(AIM OF THE TASK): Could you return all of the entries below exactly, minus the pictures?

(INFORMATION SUPPLIED):
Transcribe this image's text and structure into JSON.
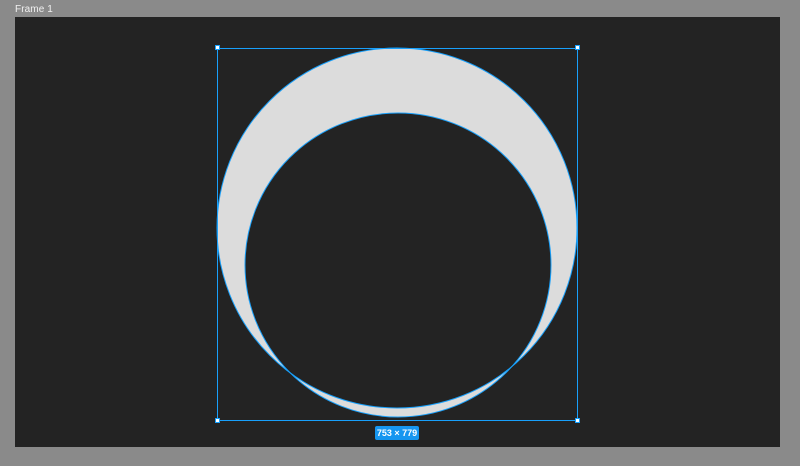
{
  "frame": {
    "label": "Frame 1"
  },
  "selection": {
    "size_label": "753 × 779"
  },
  "colors": {
    "workspace": "#8a8a8a",
    "frame_background": "#232323",
    "crescent_fill": "#dcdcdc",
    "selection_accent": "#18a0fb",
    "badge_background": "#1696f0"
  }
}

(TASK OUTPUT):
Transcribe this image's text and structure into JSON.
{
  "frame": {
    "label": "Frame 1"
  },
  "selection": {
    "size_label": "753 × 779"
  },
  "colors": {
    "workspace": "#8a8a8a",
    "frame_background": "#232323",
    "crescent_fill": "#dcdcdc",
    "selection_accent": "#18a0fb",
    "badge_background": "#1696f0"
  }
}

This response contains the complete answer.